Exercise aim
Give back the whole listing verbatim, printing none of its pictures.

*** Entries supplied ***

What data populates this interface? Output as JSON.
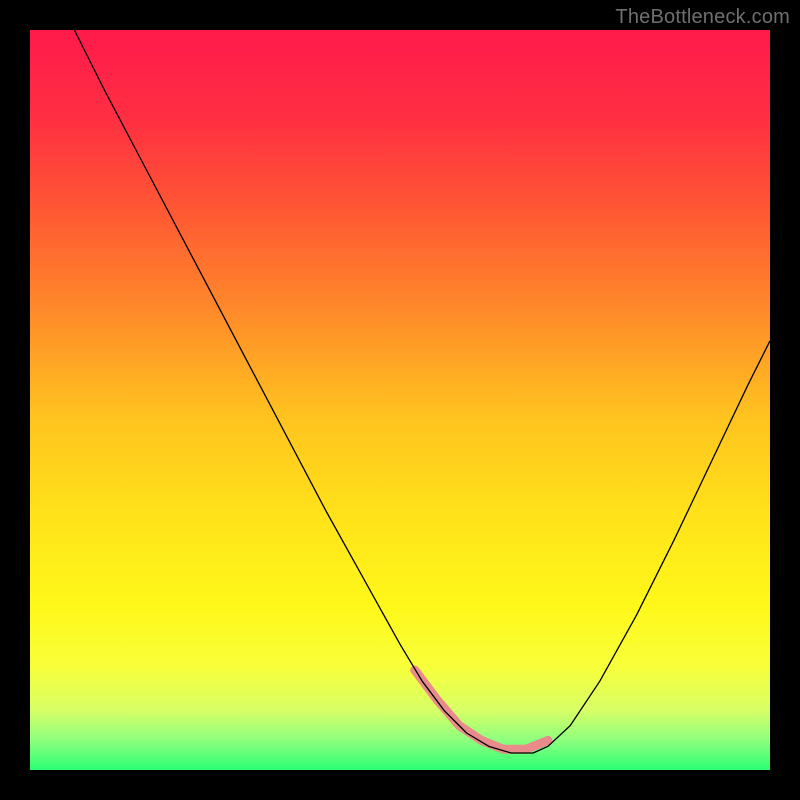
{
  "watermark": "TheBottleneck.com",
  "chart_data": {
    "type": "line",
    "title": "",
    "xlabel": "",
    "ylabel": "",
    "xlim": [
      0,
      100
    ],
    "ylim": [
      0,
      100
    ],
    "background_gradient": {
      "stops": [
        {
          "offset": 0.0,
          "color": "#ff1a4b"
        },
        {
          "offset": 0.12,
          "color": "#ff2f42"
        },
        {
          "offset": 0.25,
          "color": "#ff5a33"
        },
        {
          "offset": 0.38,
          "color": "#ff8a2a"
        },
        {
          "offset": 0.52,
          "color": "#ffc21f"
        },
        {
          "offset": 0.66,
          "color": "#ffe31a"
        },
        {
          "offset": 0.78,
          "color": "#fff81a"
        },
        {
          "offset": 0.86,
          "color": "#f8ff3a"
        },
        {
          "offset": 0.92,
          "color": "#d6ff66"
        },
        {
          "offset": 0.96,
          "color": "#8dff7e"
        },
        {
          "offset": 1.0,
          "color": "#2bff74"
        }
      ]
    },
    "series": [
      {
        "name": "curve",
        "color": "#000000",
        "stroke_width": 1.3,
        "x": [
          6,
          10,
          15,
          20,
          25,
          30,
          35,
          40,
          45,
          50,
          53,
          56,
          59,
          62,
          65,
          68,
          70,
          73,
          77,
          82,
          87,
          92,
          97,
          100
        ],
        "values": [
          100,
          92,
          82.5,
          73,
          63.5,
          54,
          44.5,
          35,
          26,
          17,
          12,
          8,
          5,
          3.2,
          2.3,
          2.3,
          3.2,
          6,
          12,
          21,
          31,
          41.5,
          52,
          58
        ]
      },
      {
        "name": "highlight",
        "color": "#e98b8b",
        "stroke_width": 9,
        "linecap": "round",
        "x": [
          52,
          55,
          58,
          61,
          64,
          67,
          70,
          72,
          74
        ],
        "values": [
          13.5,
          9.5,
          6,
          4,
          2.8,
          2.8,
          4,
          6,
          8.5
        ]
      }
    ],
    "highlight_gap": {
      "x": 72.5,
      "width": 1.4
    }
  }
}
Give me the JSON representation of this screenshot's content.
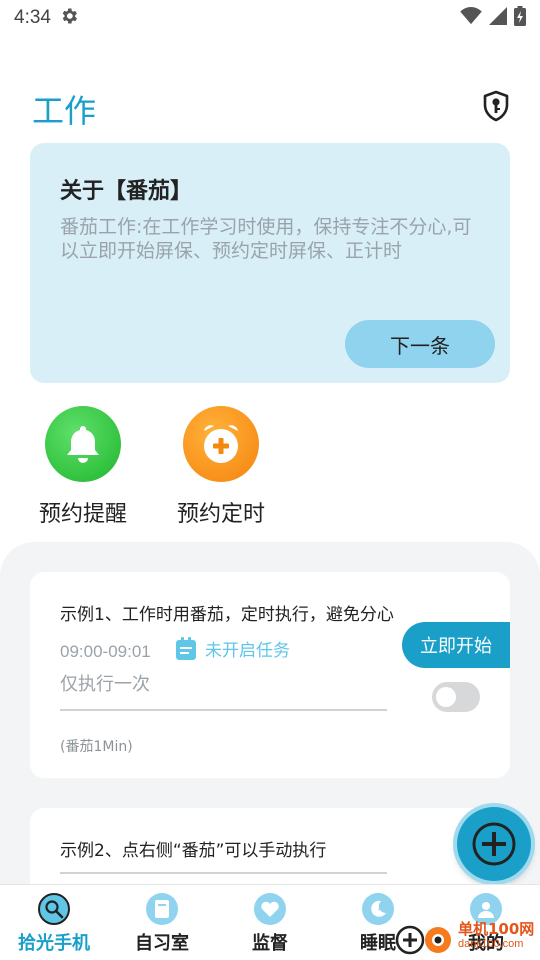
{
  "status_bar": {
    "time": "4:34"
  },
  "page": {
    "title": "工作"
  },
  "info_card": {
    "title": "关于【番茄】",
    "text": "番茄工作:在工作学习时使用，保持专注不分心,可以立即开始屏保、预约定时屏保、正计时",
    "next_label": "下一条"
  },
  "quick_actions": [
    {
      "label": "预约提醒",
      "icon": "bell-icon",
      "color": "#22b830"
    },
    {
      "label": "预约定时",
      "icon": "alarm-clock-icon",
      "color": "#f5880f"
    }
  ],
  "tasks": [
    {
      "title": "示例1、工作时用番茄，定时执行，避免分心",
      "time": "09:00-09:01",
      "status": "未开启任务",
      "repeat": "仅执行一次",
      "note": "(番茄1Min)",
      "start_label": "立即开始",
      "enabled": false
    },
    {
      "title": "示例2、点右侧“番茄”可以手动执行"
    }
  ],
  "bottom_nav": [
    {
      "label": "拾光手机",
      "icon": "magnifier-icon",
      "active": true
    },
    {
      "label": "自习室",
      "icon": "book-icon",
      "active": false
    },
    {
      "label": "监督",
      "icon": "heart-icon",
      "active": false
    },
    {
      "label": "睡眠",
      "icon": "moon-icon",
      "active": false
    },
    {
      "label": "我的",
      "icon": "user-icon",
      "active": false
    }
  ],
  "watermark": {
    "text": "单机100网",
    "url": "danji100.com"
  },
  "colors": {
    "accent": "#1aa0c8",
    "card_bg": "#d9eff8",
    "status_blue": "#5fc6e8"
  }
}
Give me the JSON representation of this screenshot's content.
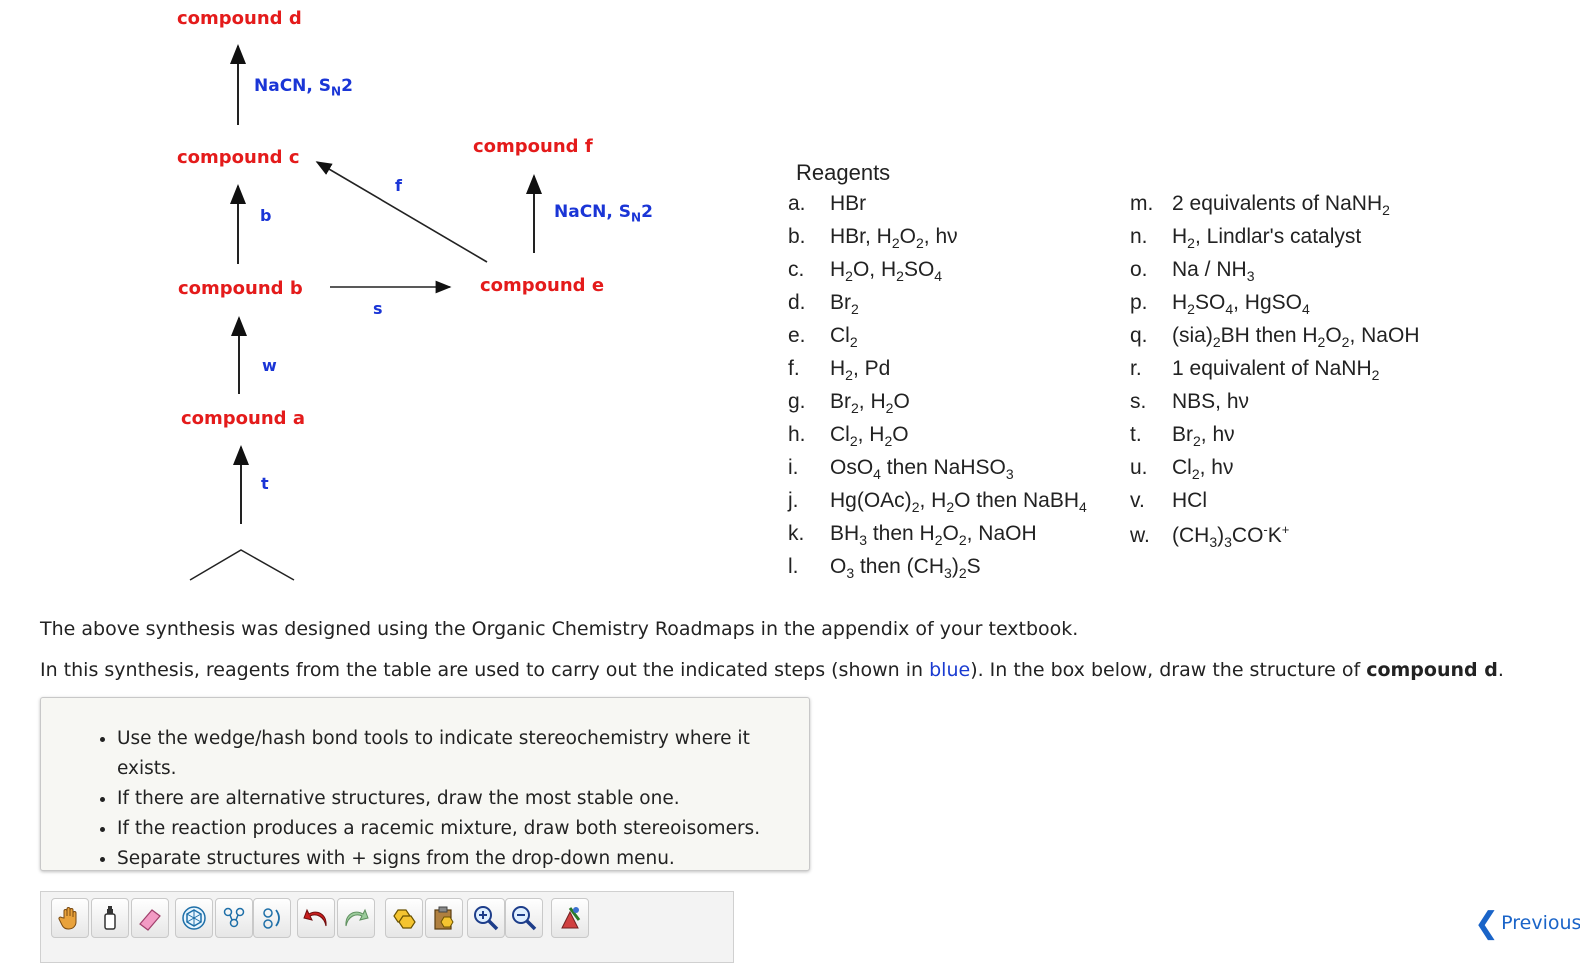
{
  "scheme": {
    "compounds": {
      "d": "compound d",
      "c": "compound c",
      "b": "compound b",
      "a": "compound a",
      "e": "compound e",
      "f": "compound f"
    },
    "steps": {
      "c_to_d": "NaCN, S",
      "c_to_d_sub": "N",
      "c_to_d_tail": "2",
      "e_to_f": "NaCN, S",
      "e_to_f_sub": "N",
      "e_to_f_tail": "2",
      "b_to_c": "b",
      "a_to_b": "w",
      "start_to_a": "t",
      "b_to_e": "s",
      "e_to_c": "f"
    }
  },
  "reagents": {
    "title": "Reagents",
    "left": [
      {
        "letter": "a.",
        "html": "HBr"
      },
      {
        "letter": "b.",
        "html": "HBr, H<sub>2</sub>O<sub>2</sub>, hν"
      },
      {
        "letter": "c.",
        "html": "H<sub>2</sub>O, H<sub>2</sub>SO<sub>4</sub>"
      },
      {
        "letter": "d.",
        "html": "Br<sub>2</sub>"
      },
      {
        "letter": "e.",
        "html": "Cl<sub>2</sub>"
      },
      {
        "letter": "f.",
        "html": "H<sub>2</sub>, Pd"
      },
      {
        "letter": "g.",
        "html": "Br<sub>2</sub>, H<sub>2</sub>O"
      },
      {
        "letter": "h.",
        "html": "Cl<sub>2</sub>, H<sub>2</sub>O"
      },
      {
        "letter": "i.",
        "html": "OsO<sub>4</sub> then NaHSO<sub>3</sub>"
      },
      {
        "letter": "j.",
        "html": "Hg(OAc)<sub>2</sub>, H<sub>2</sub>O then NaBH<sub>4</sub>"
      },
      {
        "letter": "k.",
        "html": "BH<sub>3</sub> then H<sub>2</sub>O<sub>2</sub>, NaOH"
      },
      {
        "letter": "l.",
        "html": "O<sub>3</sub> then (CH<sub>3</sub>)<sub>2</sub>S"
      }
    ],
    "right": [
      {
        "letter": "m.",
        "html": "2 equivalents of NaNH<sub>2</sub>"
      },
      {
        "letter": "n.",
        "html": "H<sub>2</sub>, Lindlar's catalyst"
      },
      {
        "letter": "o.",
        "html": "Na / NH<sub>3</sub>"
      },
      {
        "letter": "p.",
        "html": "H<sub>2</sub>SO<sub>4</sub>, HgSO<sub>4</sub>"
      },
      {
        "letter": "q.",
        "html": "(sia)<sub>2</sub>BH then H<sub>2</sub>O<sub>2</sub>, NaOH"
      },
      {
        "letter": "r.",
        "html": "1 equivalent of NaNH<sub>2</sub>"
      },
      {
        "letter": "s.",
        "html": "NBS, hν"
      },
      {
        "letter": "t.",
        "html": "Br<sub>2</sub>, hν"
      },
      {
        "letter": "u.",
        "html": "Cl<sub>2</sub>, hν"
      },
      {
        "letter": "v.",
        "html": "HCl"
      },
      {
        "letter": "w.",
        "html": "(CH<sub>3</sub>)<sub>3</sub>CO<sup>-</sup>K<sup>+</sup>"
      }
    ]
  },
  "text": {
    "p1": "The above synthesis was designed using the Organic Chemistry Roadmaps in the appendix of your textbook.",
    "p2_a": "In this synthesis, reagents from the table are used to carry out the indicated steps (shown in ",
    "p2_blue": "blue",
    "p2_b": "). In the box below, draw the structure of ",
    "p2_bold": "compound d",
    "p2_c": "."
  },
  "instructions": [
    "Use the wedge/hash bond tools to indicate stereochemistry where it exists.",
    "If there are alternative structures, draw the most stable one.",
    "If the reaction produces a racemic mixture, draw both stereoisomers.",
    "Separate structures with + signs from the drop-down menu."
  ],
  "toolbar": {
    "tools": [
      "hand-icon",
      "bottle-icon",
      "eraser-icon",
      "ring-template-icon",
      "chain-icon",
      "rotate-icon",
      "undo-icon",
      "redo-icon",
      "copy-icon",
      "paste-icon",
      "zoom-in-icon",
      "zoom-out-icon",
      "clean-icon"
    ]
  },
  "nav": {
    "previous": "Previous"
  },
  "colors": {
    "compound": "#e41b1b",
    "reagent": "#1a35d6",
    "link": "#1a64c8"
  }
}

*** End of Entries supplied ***

Worked solution
What data populates this interface? Output as JSON.
{
  "watermark": "TheBottleneck.com",
  "chart_data": {
    "type": "line",
    "title": "",
    "xlabel": "",
    "ylabel": "",
    "xlim": [
      0,
      100
    ],
    "ylim": [
      0,
      100
    ],
    "background_gradient": {
      "stops": [
        {
          "offset": 0.0,
          "color": "#ff1a4b"
        },
        {
          "offset": 0.12,
          "color": "#ff2f42"
        },
        {
          "offset": 0.25,
          "color": "#ff5a33"
        },
        {
          "offset": 0.38,
          "color": "#ff8a2a"
        },
        {
          "offset": 0.52,
          "color": "#ffc21f"
        },
        {
          "offset": 0.66,
          "color": "#ffe31a"
        },
        {
          "offset": 0.78,
          "color": "#fff81a"
        },
        {
          "offset": 0.86,
          "color": "#f8ff3a"
        },
        {
          "offset": 0.92,
          "color": "#d6ff66"
        },
        {
          "offset": 0.96,
          "color": "#8dff7e"
        },
        {
          "offset": 1.0,
          "color": "#2bff74"
        }
      ]
    },
    "series": [
      {
        "name": "curve",
        "color": "#000000",
        "stroke_width": 1.3,
        "x": [
          6,
          10,
          15,
          20,
          25,
          30,
          35,
          40,
          45,
          50,
          53,
          56,
          59,
          62,
          65,
          68,
          70,
          73,
          77,
          82,
          87,
          92,
          97,
          100
        ],
        "values": [
          100,
          92,
          82.5,
          73,
          63.5,
          54,
          44.5,
          35,
          26,
          17,
          12,
          8,
          5,
          3.2,
          2.3,
          2.3,
          3.2,
          6,
          12,
          21,
          31,
          41.5,
          52,
          58
        ]
      },
      {
        "name": "highlight",
        "color": "#e98b8b",
        "stroke_width": 9,
        "linecap": "round",
        "x": [
          52,
          55,
          58,
          61,
          64,
          67,
          70,
          72,
          74
        ],
        "values": [
          13.5,
          9.5,
          6,
          4,
          2.8,
          2.8,
          4,
          6,
          8.5
        ]
      }
    ],
    "highlight_gap": {
      "x": 72.5,
      "width": 1.4
    }
  }
}
Give me the JSON representation of this screenshot's content.
{
  "status_bar": {
    "time": "4:34"
  },
  "page": {
    "title": "工作"
  },
  "info_card": {
    "title": "关于【番茄】",
    "text": "番茄工作:在工作学习时使用，保持专注不分心,可以立即开始屏保、预约定时屏保、正计时",
    "next_label": "下一条"
  },
  "quick_actions": [
    {
      "label": "预约提醒",
      "icon": "bell-icon",
      "color": "#22b830"
    },
    {
      "label": "预约定时",
      "icon": "alarm-clock-icon",
      "color": "#f5880f"
    }
  ],
  "tasks": [
    {
      "title": "示例1、工作时用番茄，定时执行，避免分心",
      "time": "09:00-09:01",
      "status": "未开启任务",
      "repeat": "仅执行一次",
      "note": "(番茄1Min)",
      "start_label": "立即开始",
      "enabled": false
    },
    {
      "title": "示例2、点右侧“番茄”可以手动执行"
    }
  ],
  "bottom_nav": [
    {
      "label": "拾光手机",
      "icon": "magnifier-icon",
      "active": true
    },
    {
      "label": "自习室",
      "icon": "book-icon",
      "active": false
    },
    {
      "label": "监督",
      "icon": "heart-icon",
      "active": false
    },
    {
      "label": "睡眠",
      "icon": "moon-icon",
      "active": false
    },
    {
      "label": "我的",
      "icon": "user-icon",
      "active": false
    }
  ],
  "watermark": {
    "text": "单机100网",
    "url": "danji100.com"
  },
  "colors": {
    "accent": "#1aa0c8",
    "card_bg": "#d9eff8",
    "status_blue": "#5fc6e8"
  }
}
Give me the JSON representation of this screenshot's content.
{
  "scheme": {
    "compounds": {
      "d": "compound d",
      "c": "compound c",
      "b": "compound b",
      "a": "compound a",
      "e": "compound e",
      "f": "compound f"
    },
    "steps": {
      "c_to_d": "NaCN, S",
      "c_to_d_sub": "N",
      "c_to_d_tail": "2",
      "e_to_f": "NaCN, S",
      "e_to_f_sub": "N",
      "e_to_f_tail": "2",
      "b_to_c": "b",
      "a_to_b": "w",
      "start_to_a": "t",
      "b_to_e": "s",
      "e_to_c": "f"
    }
  },
  "reagents": {
    "title": "Reagents",
    "left": [
      {
        "letter": "a.",
        "html": "HBr"
      },
      {
        "letter": "b.",
        "html": "HBr, H<sub>2</sub>O<sub>2</sub>, hν"
      },
      {
        "letter": "c.",
        "html": "H<sub>2</sub>O, H<sub>2</sub>SO<sub>4</sub>"
      },
      {
        "letter": "d.",
        "html": "Br<sub>2</sub>"
      },
      {
        "letter": "e.",
        "html": "Cl<sub>2</sub>"
      },
      {
        "letter": "f.",
        "html": "H<sub>2</sub>, Pd"
      },
      {
        "letter": "g.",
        "html": "Br<sub>2</sub>, H<sub>2</sub>O"
      },
      {
        "letter": "h.",
        "html": "Cl<sub>2</sub>, H<sub>2</sub>O"
      },
      {
        "letter": "i.",
        "html": "OsO<sub>4</sub> then NaHSO<sub>3</sub>"
      },
      {
        "letter": "j.",
        "html": "Hg(OAc)<sub>2</sub>, H<sub>2</sub>O then NaBH<sub>4</sub>"
      },
      {
        "letter": "k.",
        "html": "BH<sub>3</sub> then H<sub>2</sub>O<sub>2</sub>, NaOH"
      },
      {
        "letter": "l.",
        "html": "O<sub>3</sub> then (CH<sub>3</sub>)<sub>2</sub>S"
      }
    ],
    "right": [
      {
        "letter": "m.",
        "html": "2 equivalents of NaNH<sub>2</sub>"
      },
      {
        "letter": "n.",
        "html": "H<sub>2</sub>, Lindlar's catalyst"
      },
      {
        "letter": "o.",
        "html": "Na / NH<sub>3</sub>"
      },
      {
        "letter": "p.",
        "html": "H<sub>2</sub>SO<sub>4</sub>, HgSO<sub>4</sub>"
      },
      {
        "letter": "q.",
        "html": "(sia)<sub>2</sub>BH then H<sub>2</sub>O<sub>2</sub>, NaOH"
      },
      {
        "letter": "r.",
        "html": "1 equivalent of NaNH<sub>2</sub>"
      },
      {
        "letter": "s.",
        "html": "NBS, hν"
      },
      {
        "letter": "t.",
        "html": "Br<sub>2</sub>, hν"
      },
      {
        "letter": "u.",
        "html": "Cl<sub>2</sub>, hν"
      },
      {
        "letter": "v.",
        "html": "HCl"
      },
      {
        "letter": "w.",
        "html": "(CH<sub>3</sub>)<sub>3</sub>CO<sup>-</sup>K<sup>+</sup>"
      }
    ]
  },
  "text": {
    "p1": "The above synthesis was designed using the Organic Chemistry Roadmaps in the appendix of your textbook.",
    "p2_a": "In this synthesis, reagents from the table are used to carry out the indicated steps (shown in ",
    "p2_blue": "blue",
    "p2_b": "). In the box below, draw the structure of ",
    "p2_bold": "compound d",
    "p2_c": "."
  },
  "instructions": [
    "Use the wedge/hash bond tools to indicate stereochemistry where it exists.",
    "If there are alternative structures, draw the most stable one.",
    "If the reaction produces a racemic mixture, draw both stereoisomers.",
    "Separate structures with + signs from the drop-down menu."
  ],
  "toolbar": {
    "tools": [
      "hand-icon",
      "bottle-icon",
      "eraser-icon",
      "ring-template-icon",
      "chain-icon",
      "rotate-icon",
      "undo-icon",
      "redo-icon",
      "copy-icon",
      "paste-icon",
      "zoom-in-icon",
      "zoom-out-icon",
      "clean-icon"
    ]
  },
  "nav": {
    "previous": "Previous"
  },
  "colors": {
    "compound": "#e41b1b",
    "reagent": "#1a35d6",
    "link": "#1a64c8"
  }
}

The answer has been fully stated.